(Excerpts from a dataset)
==*==

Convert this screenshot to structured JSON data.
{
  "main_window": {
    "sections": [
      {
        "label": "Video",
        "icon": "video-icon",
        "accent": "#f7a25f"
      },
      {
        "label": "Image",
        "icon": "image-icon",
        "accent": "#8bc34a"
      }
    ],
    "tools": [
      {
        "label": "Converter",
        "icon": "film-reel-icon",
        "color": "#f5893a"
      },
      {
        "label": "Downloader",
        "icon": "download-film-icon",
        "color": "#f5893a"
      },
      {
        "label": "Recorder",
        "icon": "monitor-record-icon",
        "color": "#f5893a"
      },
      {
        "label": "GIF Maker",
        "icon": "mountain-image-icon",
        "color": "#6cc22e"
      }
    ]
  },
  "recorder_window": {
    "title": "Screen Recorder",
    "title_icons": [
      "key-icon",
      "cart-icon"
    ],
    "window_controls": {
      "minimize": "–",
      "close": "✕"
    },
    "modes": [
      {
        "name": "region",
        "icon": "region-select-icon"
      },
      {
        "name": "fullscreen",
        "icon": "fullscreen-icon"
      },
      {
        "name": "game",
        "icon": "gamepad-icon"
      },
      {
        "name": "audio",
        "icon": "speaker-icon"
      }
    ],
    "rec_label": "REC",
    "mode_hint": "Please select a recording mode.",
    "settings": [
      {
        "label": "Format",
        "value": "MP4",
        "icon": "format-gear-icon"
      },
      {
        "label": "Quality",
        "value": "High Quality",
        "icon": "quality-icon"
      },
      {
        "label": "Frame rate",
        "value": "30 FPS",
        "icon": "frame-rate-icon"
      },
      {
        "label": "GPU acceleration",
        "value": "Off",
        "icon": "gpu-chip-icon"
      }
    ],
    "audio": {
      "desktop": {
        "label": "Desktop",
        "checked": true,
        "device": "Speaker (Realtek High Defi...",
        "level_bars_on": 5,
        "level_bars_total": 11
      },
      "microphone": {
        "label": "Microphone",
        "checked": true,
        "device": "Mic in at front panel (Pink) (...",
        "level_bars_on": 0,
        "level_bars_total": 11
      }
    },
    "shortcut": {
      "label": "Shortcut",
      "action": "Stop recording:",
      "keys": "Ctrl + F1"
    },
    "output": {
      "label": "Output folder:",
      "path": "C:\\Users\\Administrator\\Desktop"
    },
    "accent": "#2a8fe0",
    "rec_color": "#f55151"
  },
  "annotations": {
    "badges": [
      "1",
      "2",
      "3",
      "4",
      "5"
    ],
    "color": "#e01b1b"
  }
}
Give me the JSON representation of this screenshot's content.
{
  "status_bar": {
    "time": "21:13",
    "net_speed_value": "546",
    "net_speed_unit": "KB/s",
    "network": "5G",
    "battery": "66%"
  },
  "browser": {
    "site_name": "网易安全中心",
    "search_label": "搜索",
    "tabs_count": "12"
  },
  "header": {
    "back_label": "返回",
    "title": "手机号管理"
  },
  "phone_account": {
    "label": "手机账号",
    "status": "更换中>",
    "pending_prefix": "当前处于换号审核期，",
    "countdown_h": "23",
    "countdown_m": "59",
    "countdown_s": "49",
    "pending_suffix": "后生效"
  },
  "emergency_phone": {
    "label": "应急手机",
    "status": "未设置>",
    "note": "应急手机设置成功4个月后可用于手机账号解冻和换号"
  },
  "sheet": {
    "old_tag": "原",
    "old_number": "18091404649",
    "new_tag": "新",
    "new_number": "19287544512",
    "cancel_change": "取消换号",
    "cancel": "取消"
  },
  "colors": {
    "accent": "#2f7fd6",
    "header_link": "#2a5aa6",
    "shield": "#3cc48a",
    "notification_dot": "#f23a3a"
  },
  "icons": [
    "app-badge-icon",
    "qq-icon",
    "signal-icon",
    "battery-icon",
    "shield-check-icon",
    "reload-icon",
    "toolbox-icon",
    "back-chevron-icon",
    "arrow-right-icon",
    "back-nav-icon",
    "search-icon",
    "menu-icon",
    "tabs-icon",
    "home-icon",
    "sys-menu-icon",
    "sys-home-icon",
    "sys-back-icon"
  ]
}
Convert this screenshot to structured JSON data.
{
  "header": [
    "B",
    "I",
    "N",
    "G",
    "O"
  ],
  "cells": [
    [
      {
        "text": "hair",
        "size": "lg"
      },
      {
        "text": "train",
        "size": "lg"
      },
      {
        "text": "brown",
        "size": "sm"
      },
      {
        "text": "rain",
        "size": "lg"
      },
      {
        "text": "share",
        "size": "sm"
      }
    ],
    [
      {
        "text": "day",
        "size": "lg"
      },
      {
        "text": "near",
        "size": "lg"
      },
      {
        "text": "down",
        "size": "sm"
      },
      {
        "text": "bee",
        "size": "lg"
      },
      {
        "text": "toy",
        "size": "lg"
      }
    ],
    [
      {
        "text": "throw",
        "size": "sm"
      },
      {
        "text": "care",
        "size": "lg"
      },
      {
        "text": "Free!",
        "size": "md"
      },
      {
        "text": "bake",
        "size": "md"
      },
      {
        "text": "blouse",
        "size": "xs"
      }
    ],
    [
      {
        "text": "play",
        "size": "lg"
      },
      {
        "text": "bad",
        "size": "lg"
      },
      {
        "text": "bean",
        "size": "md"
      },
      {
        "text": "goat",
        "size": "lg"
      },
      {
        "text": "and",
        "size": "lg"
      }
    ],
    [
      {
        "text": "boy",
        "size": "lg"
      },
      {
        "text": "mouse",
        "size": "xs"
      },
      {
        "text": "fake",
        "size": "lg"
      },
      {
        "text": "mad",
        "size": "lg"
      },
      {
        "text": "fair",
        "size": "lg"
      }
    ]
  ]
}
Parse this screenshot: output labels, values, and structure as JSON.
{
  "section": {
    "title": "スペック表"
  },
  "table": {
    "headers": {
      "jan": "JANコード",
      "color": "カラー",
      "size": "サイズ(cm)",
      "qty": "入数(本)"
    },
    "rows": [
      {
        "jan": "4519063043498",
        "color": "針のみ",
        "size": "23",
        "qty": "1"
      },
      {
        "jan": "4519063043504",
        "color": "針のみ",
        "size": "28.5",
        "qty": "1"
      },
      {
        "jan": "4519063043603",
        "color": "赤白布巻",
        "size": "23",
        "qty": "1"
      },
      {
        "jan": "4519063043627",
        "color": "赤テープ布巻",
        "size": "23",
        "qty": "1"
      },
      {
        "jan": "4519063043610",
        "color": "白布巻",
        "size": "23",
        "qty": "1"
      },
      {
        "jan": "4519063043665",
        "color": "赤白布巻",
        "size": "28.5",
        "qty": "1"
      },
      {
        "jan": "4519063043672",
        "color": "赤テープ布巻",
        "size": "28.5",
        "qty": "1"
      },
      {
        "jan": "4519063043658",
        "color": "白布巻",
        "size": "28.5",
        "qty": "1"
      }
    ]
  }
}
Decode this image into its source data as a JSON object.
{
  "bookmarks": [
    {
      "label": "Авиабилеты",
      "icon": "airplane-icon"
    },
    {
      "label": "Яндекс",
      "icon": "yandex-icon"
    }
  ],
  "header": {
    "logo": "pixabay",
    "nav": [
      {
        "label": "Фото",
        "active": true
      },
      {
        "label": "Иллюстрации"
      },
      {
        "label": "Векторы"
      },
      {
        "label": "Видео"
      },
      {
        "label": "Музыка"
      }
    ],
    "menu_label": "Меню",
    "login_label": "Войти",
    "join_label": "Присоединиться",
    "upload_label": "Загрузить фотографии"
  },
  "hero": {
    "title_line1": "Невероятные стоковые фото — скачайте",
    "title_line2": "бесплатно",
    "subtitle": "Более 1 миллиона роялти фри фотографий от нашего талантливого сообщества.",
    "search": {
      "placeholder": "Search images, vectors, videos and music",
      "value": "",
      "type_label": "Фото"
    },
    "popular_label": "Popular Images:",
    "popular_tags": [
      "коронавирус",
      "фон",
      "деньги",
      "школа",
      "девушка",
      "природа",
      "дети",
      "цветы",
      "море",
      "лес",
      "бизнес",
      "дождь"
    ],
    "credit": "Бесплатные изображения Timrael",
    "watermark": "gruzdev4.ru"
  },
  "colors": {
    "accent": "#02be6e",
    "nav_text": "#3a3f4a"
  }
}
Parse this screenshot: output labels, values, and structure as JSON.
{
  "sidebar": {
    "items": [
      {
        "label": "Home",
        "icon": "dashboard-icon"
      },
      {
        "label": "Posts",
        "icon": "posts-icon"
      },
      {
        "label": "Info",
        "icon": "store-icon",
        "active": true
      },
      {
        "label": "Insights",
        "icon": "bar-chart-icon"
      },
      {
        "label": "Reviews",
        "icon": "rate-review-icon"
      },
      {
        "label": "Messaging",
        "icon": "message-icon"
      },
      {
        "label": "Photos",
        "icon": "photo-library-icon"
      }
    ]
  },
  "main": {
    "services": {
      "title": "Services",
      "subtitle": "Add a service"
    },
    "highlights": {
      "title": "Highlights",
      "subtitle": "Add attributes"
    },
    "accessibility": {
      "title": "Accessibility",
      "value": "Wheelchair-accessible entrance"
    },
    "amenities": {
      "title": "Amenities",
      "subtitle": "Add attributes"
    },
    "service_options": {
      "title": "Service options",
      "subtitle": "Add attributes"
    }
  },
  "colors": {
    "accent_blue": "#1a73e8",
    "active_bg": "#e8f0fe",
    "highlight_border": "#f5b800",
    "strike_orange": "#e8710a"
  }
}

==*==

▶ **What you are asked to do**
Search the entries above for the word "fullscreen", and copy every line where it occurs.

▶ **Response to the task**
        "name": "fullscreen",
        "icon": "fullscreen-icon"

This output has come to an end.